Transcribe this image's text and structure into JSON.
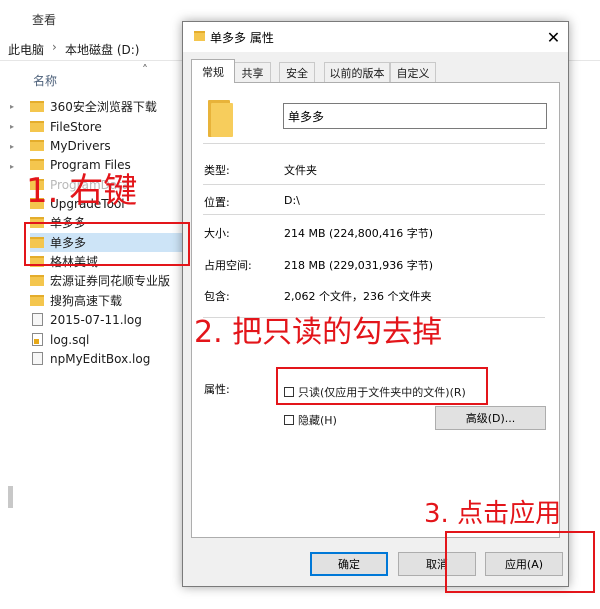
{
  "explorer": {
    "ribbon_view_label": "查看",
    "breadcrumb": [
      "此电脑",
      "本地磁盘 (D:)"
    ],
    "breadcrumb_sep": "›",
    "column_name_header": "名称",
    "sort_caret": "˄",
    "files": [
      {
        "name": "360安全浏览器下载",
        "type": "folder"
      },
      {
        "name": "FileStore",
        "type": "folder"
      },
      {
        "name": "MyDrivers",
        "type": "folder"
      },
      {
        "name": "Program Files",
        "type": "folder"
      },
      {
        "name": "ProgramData",
        "type": "folder"
      },
      {
        "name": "UpgradeTool",
        "type": "folder"
      },
      {
        "name": "单多多",
        "type": "folder",
        "selected": true
      },
      {
        "name": "格林美域",
        "type": "folder"
      },
      {
        "name": "宏源证券同花顺专业版",
        "type": "folder"
      },
      {
        "name": "搜狗高速下载",
        "type": "folder"
      },
      {
        "name": "2015-07-11.log",
        "type": "log"
      },
      {
        "name": "log.sql",
        "type": "sql"
      },
      {
        "name": "npMyEditBox.log",
        "type": "log"
      }
    ]
  },
  "dialog": {
    "title": "单多多 属性",
    "close_glyph": "✕",
    "tabs": [
      {
        "label": "常规",
        "active": true
      },
      {
        "label": "共享",
        "active": false
      },
      {
        "label": "安全",
        "active": false
      },
      {
        "label": "以前的版本",
        "active": false
      },
      {
        "label": "自定义",
        "active": false
      }
    ],
    "folder_name_value": "单多多",
    "properties": {
      "type_label": "类型:",
      "type_value": "文件夹",
      "location_label": "位置:",
      "location_value": "D:\\",
      "size_label": "大小:",
      "size_value": "214 MB (224,800,416 字节)",
      "size_on_disk_label": "占用空间:",
      "size_on_disk_value": "218 MB (229,031,936 字节)",
      "contains_label": "包含:",
      "contains_value": "2,062 个文件，236 个文件夹"
    },
    "attributes": {
      "label": "属性:",
      "readonly_label": "只读(仅应用于文件夹中的文件)(R)",
      "readonly_checked": false,
      "hidden_label": "隐藏(H)",
      "hidden_checked": false,
      "advanced_button": "高级(D)..."
    },
    "buttons": {
      "ok": "确定",
      "cancel": "取消",
      "apply": "应用(A)"
    }
  },
  "annotations": {
    "step1": "1. 右键",
    "step2": "2. 把只读的勾去掉",
    "step3": "3. 点击应用",
    "color": "#e3151a"
  }
}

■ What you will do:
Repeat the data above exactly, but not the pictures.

■ Output for this task:
Transcribe this image's text and structure into JSON.
{
  "explorer": {
    "ribbon_view_label": "查看",
    "breadcrumb": [
      "此电脑",
      "本地磁盘 (D:)"
    ],
    "breadcrumb_sep": "›",
    "column_name_header": "名称",
    "sort_caret": "˄",
    "files": [
      {
        "name": "360安全浏览器下载",
        "type": "folder"
      },
      {
        "name": "FileStore",
        "type": "folder"
      },
      {
        "name": "MyDrivers",
        "type": "folder"
      },
      {
        "name": "Program Files",
        "type": "folder"
      },
      {
        "name": "ProgramData",
        "type": "folder"
      },
      {
        "name": "UpgradeTool",
        "type": "folder"
      },
      {
        "name": "单多多",
        "type": "folder",
        "selected": true
      },
      {
        "name": "格林美域",
        "type": "folder"
      },
      {
        "name": "宏源证券同花顺专业版",
        "type": "folder"
      },
      {
        "name": "搜狗高速下载",
        "type": "folder"
      },
      {
        "name": "2015-07-11.log",
        "type": "log"
      },
      {
        "name": "log.sql",
        "type": "sql"
      },
      {
        "name": "npMyEditBox.log",
        "type": "log"
      }
    ]
  },
  "dialog": {
    "title": "单多多 属性",
    "close_glyph": "✕",
    "tabs": [
      {
        "label": "常规",
        "active": true
      },
      {
        "label": "共享",
        "active": false
      },
      {
        "label": "安全",
        "active": false
      },
      {
        "label": "以前的版本",
        "active": false
      },
      {
        "label": "自定义",
        "active": false
      }
    ],
    "folder_name_value": "单多多",
    "properties": {
      "type_label": "类型:",
      "type_value": "文件夹",
      "location_label": "位置:",
      "location_value": "D:\\",
      "size_label": "大小:",
      "size_value": "214 MB (224,800,416 字节)",
      "size_on_disk_label": "占用空间:",
      "size_on_disk_value": "218 MB (229,031,936 字节)",
      "contains_label": "包含:",
      "contains_value": "2,062 个文件，236 个文件夹"
    },
    "attributes": {
      "label": "属性:",
      "readonly_label": "只读(仅应用于文件夹中的文件)(R)",
      "readonly_checked": false,
      "hidden_label": "隐藏(H)",
      "hidden_checked": false,
      "advanced_button": "高级(D)..."
    },
    "buttons": {
      "ok": "确定",
      "cancel": "取消",
      "apply": "应用(A)"
    }
  },
  "annotations": {
    "step1": "1. 右键",
    "step2": "2. 把只读的勾去掉",
    "step3": "3. 点击应用",
    "color": "#e3151a"
  }
}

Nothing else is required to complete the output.